Last night, my Granny fell and hit her head against a chair. She, I am assured, is OK. It’s just a cut and she’s not shown any symptoms of anything more serious since then.
Recently, my Granny moved into a care home. She has dementia.
Growing up, I saw her twice a week, every week. After school on a Friday, where I learnt how eating crisps and biscuits together tastes better than anything else on this earth, and on Saturday afternoons, when I used to lie, tummy down, on the floor and listen to the football results. My Granny’s house was on the top of a hill and in the winter, when it got dark early, you could see the streetlights for miles. It remains my favourite view in the world.
At the beginning of the year, my Granny started to get poorly. She had been struggling with her memory for some time and she began to lose the ability to live alone. For someone who, at ninety-five, is still fiercely independent, this was not easy for her to accept.

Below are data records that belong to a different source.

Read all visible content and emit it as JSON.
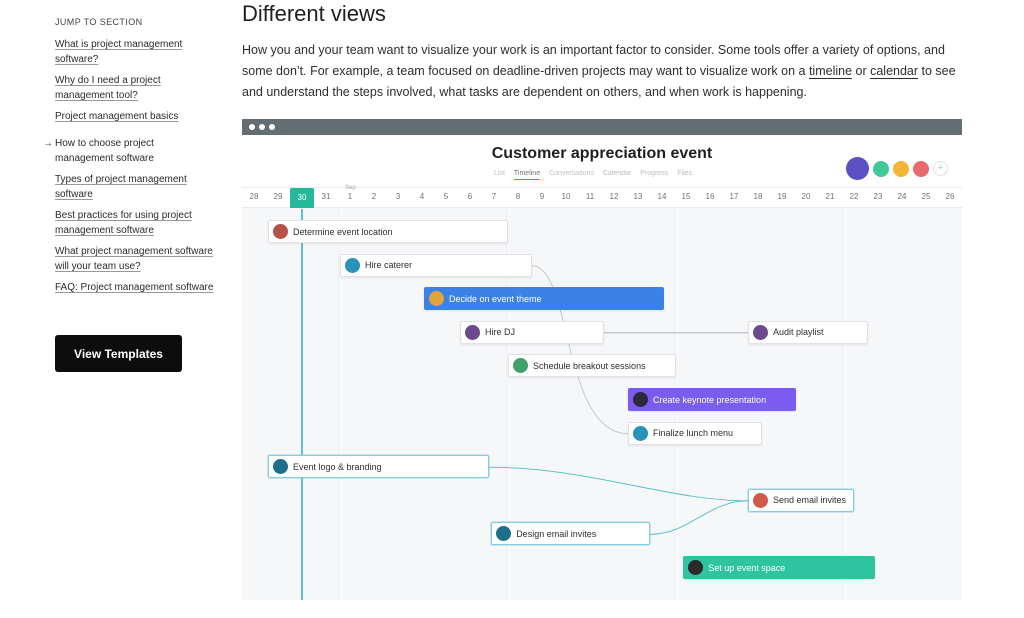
{
  "sidebar": {
    "jump_label": "JUMP TO SECTION",
    "items": [
      {
        "label": "What is project management software?",
        "active": false
      },
      {
        "label": "Why do I need a project management tool?",
        "active": false
      },
      {
        "label": "Project management basics",
        "active": false
      },
      {
        "label": "How to choose project management software",
        "active": true
      },
      {
        "label": "Types of project management software",
        "active": false
      },
      {
        "label": "Best practices for using project management software",
        "active": false
      },
      {
        "label": "What project management software will your team use?",
        "active": false
      },
      {
        "label": "FAQ: Project management software",
        "active": false
      }
    ],
    "active_arrow": "→",
    "cta_label": "View Templates"
  },
  "article": {
    "heading": "Different views",
    "para_part1": "How you and your team want to visualize your work is an important factor to consider. Some tools offer a variety of options, and some don’t. For example, a team focused on deadline-driven projects may want to visualize work on a ",
    "link_timeline": "timeline",
    "para_part2": " or ",
    "link_calendar": "calendar",
    "para_part3": " to see and understand the steps involved, what tasks are dependent on others, and when work is happening."
  },
  "app": {
    "project_title": "Customer appreciation event",
    "tabs": [
      {
        "label": "List",
        "active": false
      },
      {
        "label": "Timeline",
        "active": true
      },
      {
        "label": "Conversations",
        "active": false
      },
      {
        "label": "Calendar",
        "active": false
      },
      {
        "label": "Progress",
        "active": false
      },
      {
        "label": "Files",
        "active": false
      }
    ],
    "members": [
      {
        "color": "#5b4fc4"
      },
      {
        "color": "#3fc99a"
      },
      {
        "color": "#f2b632"
      },
      {
        "color": "#e86a6a"
      }
    ],
    "add_member": "+",
    "month_label": "Sep",
    "dates": [
      "28",
      "29",
      "30",
      "31",
      "1",
      "2",
      "3",
      "4",
      "5",
      "6",
      "7",
      "8",
      "9",
      "10",
      "11",
      "12",
      "13",
      "14",
      "15",
      "16",
      "17",
      "18",
      "19",
      "20",
      "21",
      "22",
      "23",
      "24",
      "25",
      "26"
    ],
    "today_index": 2,
    "tasks": [
      {
        "label": "Determine event location",
        "style": "white",
        "avatar": "#b5524a",
        "start": 1,
        "span": 10,
        "row": 0
      },
      {
        "label": "Hire caterer",
        "style": "white",
        "avatar": "#2a93b8",
        "start": 4,
        "span": 8,
        "row": 1
      },
      {
        "label": "Decide on event theme",
        "style": "blue",
        "avatar": "#e0a43a",
        "start": 7.5,
        "span": 10,
        "row": 2
      },
      {
        "label": "Hire DJ",
        "style": "white",
        "avatar": "#6a4a8c",
        "start": 9,
        "span": 6,
        "row": 3
      },
      {
        "label": "Audit playlist",
        "style": "white",
        "avatar": "#6a4a8c",
        "start": 21,
        "span": 5,
        "row": 3
      },
      {
        "label": "Schedule breakout sessions",
        "style": "white",
        "avatar": "#3fa06a",
        "start": 11,
        "span": 7,
        "row": 4
      },
      {
        "label": "Create keynote presentation",
        "style": "purple",
        "avatar": "#2a2a3a",
        "start": 16,
        "span": 7,
        "row": 5
      },
      {
        "label": "Finalize lunch menu",
        "style": "white",
        "avatar": "#2a93b8",
        "start": 16,
        "span": 5.6,
        "row": 6
      },
      {
        "label": "Event logo & branding",
        "style": "selected",
        "avatar": "#1e6f8c",
        "start": 1,
        "span": 9.2,
        "row": 7
      },
      {
        "label": "Send email invites",
        "style": "selected",
        "avatar": "#d2584a",
        "start": 21,
        "span": 4.4,
        "row": 8
      },
      {
        "label": "Design email invites",
        "style": "selected",
        "avatar": "#1e6f8c",
        "start": 10.3,
        "span": 6.6,
        "row": 9
      },
      {
        "label": "Set up event space",
        "style": "teal",
        "avatar": "#2a2a2a",
        "start": 18.3,
        "span": 8,
        "row": 10
      }
    ]
  }
}
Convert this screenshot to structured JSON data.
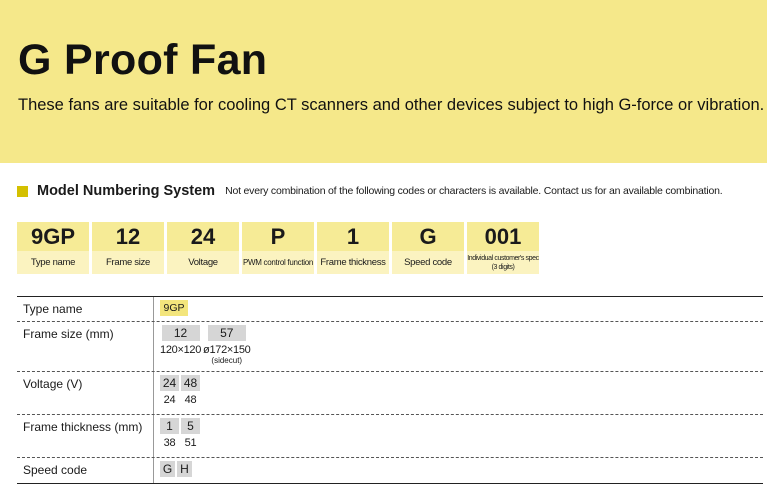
{
  "banner": {
    "title": "G Proof Fan",
    "subtitle": "These fans are suitable for cooling CT scanners and other devices subject to high G-force or vibration."
  },
  "section": {
    "label": "Model Numbering System",
    "note": "Not every combination of the following codes or characters is available. Contact us for an available combination."
  },
  "codes": [
    {
      "code": "9GP",
      "desc": "Type name"
    },
    {
      "code": "12",
      "desc": "Frame size"
    },
    {
      "code": "24",
      "desc": "Voltage"
    },
    {
      "code": "P",
      "desc": "PWM control function"
    },
    {
      "code": "1",
      "desc": "Frame thickness"
    },
    {
      "code": "G",
      "desc": "Speed code"
    },
    {
      "code": "001",
      "desc": "Individual customer's spec (3 digits)"
    }
  ],
  "spec": {
    "type_name": {
      "label": "Type name",
      "value": "9GP"
    },
    "frame_size": {
      "label": "Frame size (mm)",
      "values": [
        {
          "code": "12",
          "size": "120×120"
        },
        {
          "code": "57",
          "size": "ø172×150",
          "note": "(sidecut)"
        }
      ]
    },
    "voltage": {
      "label": "Voltage (V)",
      "values": [
        {
          "code": "24",
          "size": "24"
        },
        {
          "code": "48",
          "size": "48"
        }
      ]
    },
    "frame_thickness": {
      "label": "Frame thickness (mm)",
      "values": [
        {
          "code": "1",
          "size": "38"
        },
        {
          "code": "5",
          "size": "51"
        }
      ]
    },
    "speed_code": {
      "label": "Speed code",
      "values": [
        "G",
        "H"
      ]
    }
  },
  "colors": {
    "banner": "#f5e88a",
    "marker": "#d4c000",
    "chip": "#d6d6d6",
    "chip_highlight": "#f3e57c"
  }
}
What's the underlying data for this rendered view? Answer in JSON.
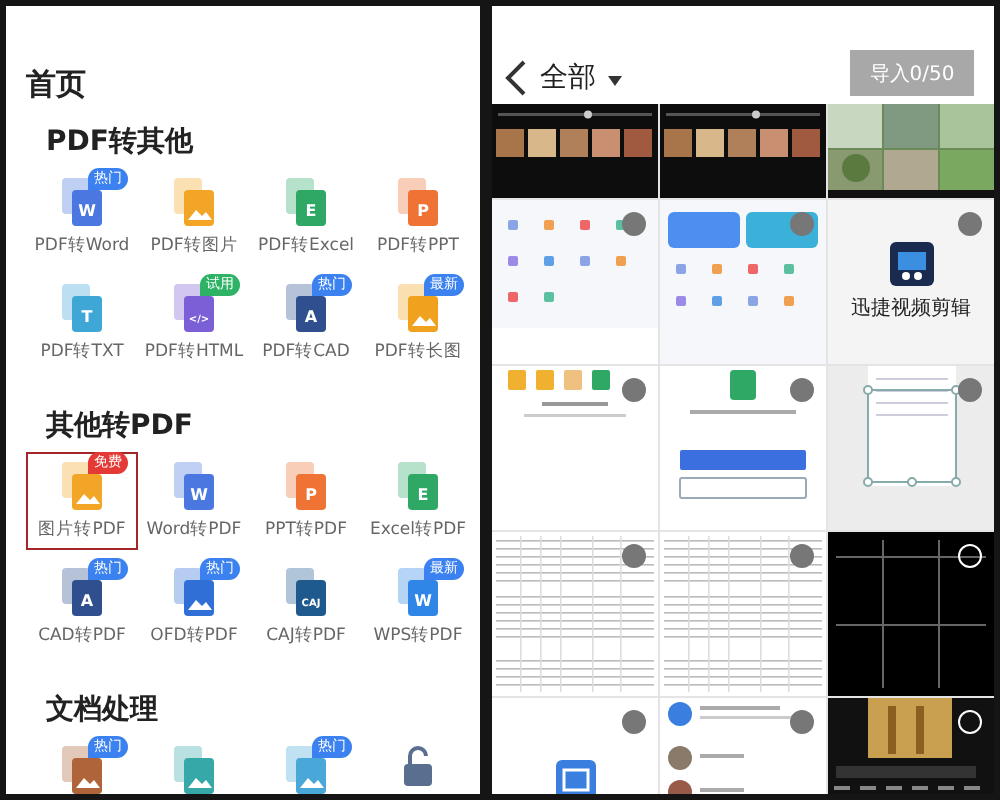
{
  "home": {
    "title": "首页",
    "sections": [
      {
        "title": "PDF转其他",
        "items": [
          {
            "label": "PDF转Word",
            "color": "#4a78e0",
            "glyph": "W",
            "badge": {
              "text": "热门",
              "color": "#3b82f0"
            },
            "highlighted": false
          },
          {
            "label": "PDF转图片",
            "color": "#f2a526",
            "highlighted": false
          },
          {
            "label": "PDF转Excel",
            "color": "#2fa866",
            "glyph": "E",
            "highlighted": false
          },
          {
            "label": "PDF转PPT",
            "color": "#ee7335",
            "glyph": "P",
            "highlighted": false
          },
          {
            "label": "PDF转TXT",
            "color": "#3fa7d6",
            "glyph": "T",
            "highlighted": false
          },
          {
            "label": "PDF转HTML",
            "color": "#7b5fd6",
            "glyph": "</>",
            "badge": {
              "text": "试用",
              "color": "#2eb366"
            },
            "highlighted": false
          },
          {
            "label": "PDF转CAD",
            "color": "#2f4f8f",
            "glyph": "A",
            "badge": {
              "text": "热门",
              "color": "#3b82f0"
            },
            "highlighted": false
          },
          {
            "label": "PDF转长图",
            "color": "#f0a21e",
            "badge": {
              "text": "最新",
              "color": "#3b82f0"
            },
            "highlighted": false
          }
        ]
      },
      {
        "title": "其他转PDF",
        "items": [
          {
            "label": "图片转PDF",
            "color": "#f2a526",
            "badge": {
              "text": "免费",
              "color": "#e53935"
            },
            "highlighted": true
          },
          {
            "label": "Word转PDF",
            "color": "#4a78e0",
            "glyph": "W",
            "highlighted": false
          },
          {
            "label": "PPT转PDF",
            "color": "#ee7335",
            "glyph": "P",
            "highlighted": false
          },
          {
            "label": "Excel转PDF",
            "color": "#2fa866",
            "glyph": "E",
            "highlighted": false
          },
          {
            "label": "CAD转PDF",
            "color": "#2f4f8f",
            "glyph": "A",
            "badge": {
              "text": "热门",
              "color": "#3b82f0"
            },
            "highlighted": false
          },
          {
            "label": "OFD转PDF",
            "color": "#2f6fd6",
            "badge": {
              "text": "热门",
              "color": "#3b82f0"
            },
            "highlighted": false
          },
          {
            "label": "CAJ转PDF",
            "color": "#1f5a8f",
            "glyph": "CAJ",
            "highlighted": false
          },
          {
            "label": "WPS转PDF",
            "color": "#2f86e6",
            "glyph": "W",
            "badge": {
              "text": "最新",
              "color": "#3b82f0"
            },
            "highlighted": false
          }
        ]
      },
      {
        "title": "文档处理",
        "items": [
          {
            "color": "#b0643a",
            "badge": {
              "text": "热门",
              "color": "#3b82f0"
            },
            "highlighted": false
          },
          {
            "color": "#36a8a8",
            "highlighted": false
          },
          {
            "color": "#4aa8d8",
            "badge": {
              "text": "热门",
              "color": "#3b82f0"
            },
            "highlighted": false
          },
          {
            "color": "#5a6f8f",
            "kind": "lock",
            "highlighted": false
          }
        ]
      }
    ]
  },
  "gallery": {
    "album": "全部",
    "import_button": {
      "label": "导入0/50",
      "disabled": true
    },
    "thumbnails": [
      {
        "kind": "video-player"
      },
      {
        "kind": "video-player"
      },
      {
        "kind": "photos"
      },
      {
        "kind": "app-menu",
        "selected": false
      },
      {
        "kind": "app-menu-cards",
        "selected": false
      },
      {
        "kind": "app-logo",
        "caption": "迅捷视频剪辑",
        "selected": false
      },
      {
        "kind": "files",
        "selected": false
      },
      {
        "kind": "excel-file",
        "selected": false
      },
      {
        "kind": "crop",
        "selected": false
      },
      {
        "kind": "table",
        "selected": false
      },
      {
        "kind": "table",
        "selected": false
      },
      {
        "kind": "dark-grid",
        "selected": false
      },
      {
        "kind": "app-icon",
        "selected": false
      },
      {
        "kind": "chat",
        "selected": false
      },
      {
        "kind": "video-editor",
        "selected": false
      }
    ]
  }
}
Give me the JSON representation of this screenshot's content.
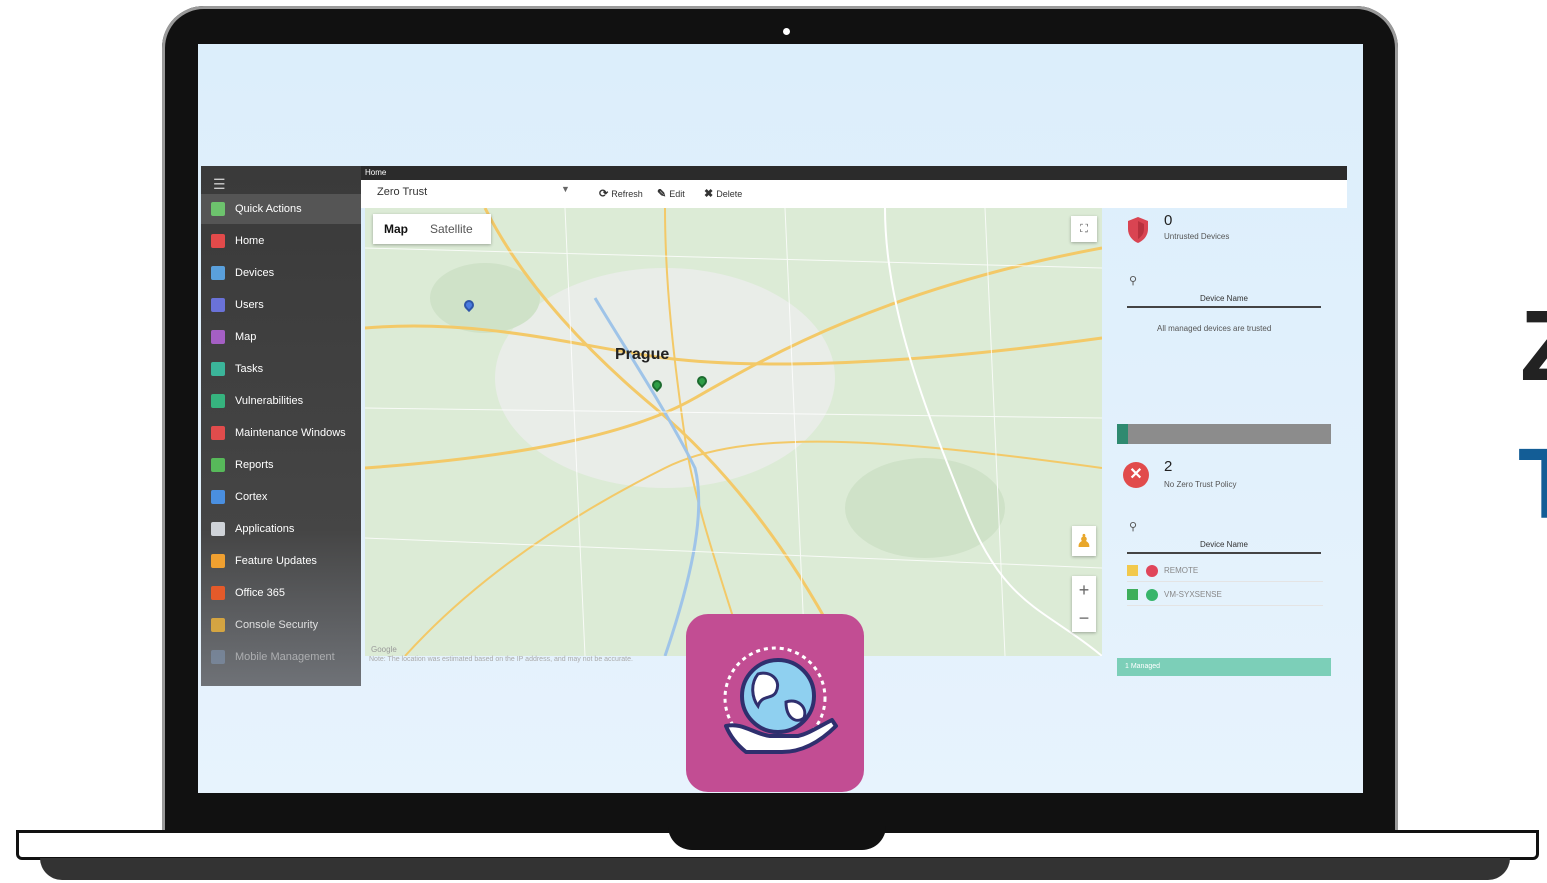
{
  "side_text": {
    "line1": "Z",
    "line2": "T"
  },
  "topbar": {
    "title": "Home"
  },
  "sidebar": {
    "items": [
      {
        "label": "Quick Actions",
        "icon": "plus-icon",
        "color": "#6dc36d"
      },
      {
        "label": "Home",
        "icon": "home-icon",
        "color": "#e24a4a"
      },
      {
        "label": "Devices",
        "icon": "monitor-icon",
        "color": "#5aa0dc"
      },
      {
        "label": "Users",
        "icon": "users-icon",
        "color": "#6a72d8"
      },
      {
        "label": "Map",
        "icon": "map-icon",
        "color": "#a45fc4"
      },
      {
        "label": "Tasks",
        "icon": "tasks-icon",
        "color": "#3bb59a"
      },
      {
        "label": "Vulnerabilities",
        "icon": "shield-icon",
        "color": "#36b37e"
      },
      {
        "label": "Maintenance Windows",
        "icon": "tools-icon",
        "color": "#e14c4c"
      },
      {
        "label": "Reports",
        "icon": "chart-icon",
        "color": "#57b95a"
      },
      {
        "label": "Cortex",
        "icon": "cortex-icon",
        "color": "#4a8fe0"
      },
      {
        "label": "Applications",
        "icon": "apps-icon",
        "color": "#cfd3d8"
      },
      {
        "label": "Feature Updates",
        "icon": "windows-icon",
        "color": "#f0a030"
      },
      {
        "label": "Office 365",
        "icon": "office-icon",
        "color": "#e45a2a"
      },
      {
        "label": "Console Security",
        "icon": "lock-icon",
        "color": "#f2b63a"
      },
      {
        "label": "Mobile Management",
        "icon": "mobile-icon",
        "color": "#8aa4c8"
      }
    ]
  },
  "toolbar": {
    "dropdown_value": "Zero Trust",
    "refresh_label": "Refresh",
    "edit_label": "Edit",
    "delete_label": "Delete"
  },
  "map": {
    "tab_map": "Map",
    "tab_satellite": "Satellite",
    "city_label": "Prague",
    "credit": "Google",
    "note": "Note: The location was estimated based on the IP address, and may not be accurate."
  },
  "panel": {
    "untrusted": {
      "count": "0",
      "label": "Untrusted Devices",
      "column": "Device Name",
      "message": "All managed devices are trusted"
    },
    "no_policy": {
      "count": "2",
      "label": "No Zero Trust Policy",
      "column": "Device Name"
    },
    "devices": [
      {
        "name": "REMOTE",
        "os_color": "#f2c94c",
        "status_color": "#e0455a"
      },
      {
        "name": "VM-SYXSENSE",
        "os_color": "#3fae5b",
        "status_color": "#37b56a"
      }
    ],
    "bar_fraction": 0.05,
    "footer_label": "1 Managed"
  },
  "colors": {
    "accent": "#c24d93",
    "brand_blue": "#135d96"
  }
}
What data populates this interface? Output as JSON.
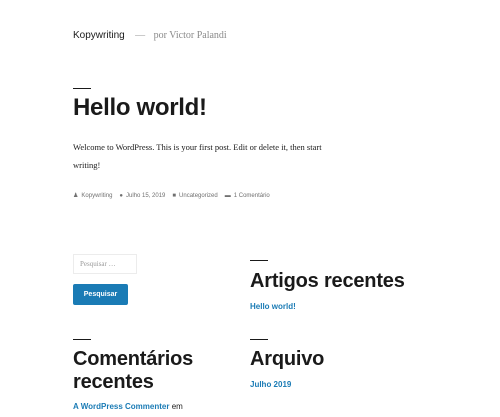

I don’t remember the last time I actually gave Granny a hug. For the first three months of the year, she was in and out of hospital. The first time, I sat with her and she let me stroke her hair. After that, Covid turned up and hospitals were shut to visitors. My poor Granny, confused and probably quite frightened, fell in the night and broke her wrist. She had to go to hospital alone. This was the first time my heart broke: all I could imagine was her being alone and frightened in a new and confusing place, wondering where the people who usually did everything they could to protect her were. It scares me that she thought we’d abandoned her.
From there, she was transferred to a nursing home and then to the care home where she is now. In all that time – twelve weeks – I’ve only been able to see her through windows and on a balcony. I’ve spoken to her on the phone, but she either can’t hear or her brain struggles to process what she’s hearing (a symptom of dementia). Last weekend, I watched through the window as she got out her own tissue from up her sleeve to dry her eyes as she cried. It is, hands down, one of the worst things I have ever seen.
She has dried my tears more times that I can count. And now, when she needs us most, I can’t be with her. It’s heart-rending.
People forget about care homes. People forget about elderly people. Whilst everyone is so busy rejoicing at being able to have their beard trimmed, but also fuming at the government because – by the same token – they can’t have their eyebrows plucked, there are two-hundred and eighty-eight thousand people living in residential care in the UK. Not one of them has been able to see their family or friends properly since March. Not one of them has had a cuddle with someone they love, or been able to share a cup of tea and a cake and a giggle.
For my Granny, and other people living with dementia, spending time with family is vitally important. It is one of the crucial factors which can keep brains ticking over. It is also, for so many, a rare source of entertainment and enjoyment. Whilst we have been very, very lucky – Granny is in an amazing home with wonderful staff and gets the best care she could have – I know that this is not a replacement for the love of a family. Although she does not remember who she has seen, or when the last time she saw them was, I am sure that she is able to feel the overarching pattern of loneliness since lockdown.
It’s my summer holidays coming up. If I could, I would happily quarantine so that I could be in Granny’s social bubble. Nobody is to blame for Coronavirus, but I wish so much that the government would come up with a plan, or a date or even just some guidance on when we might be allowed back into care homes. Sadly, it feels like that’s right at the bottom of everyone’s list of priorities. Probably because nobody is out there making a fuss. Probably because people with dementia can’t speak out for themselves.
I love my Granny. I wish that I could give her the same amount of love and care that she has always given to me. Selfishly, I don’t want her to forget who I am.
But mainly, I just want to give her a cuddle.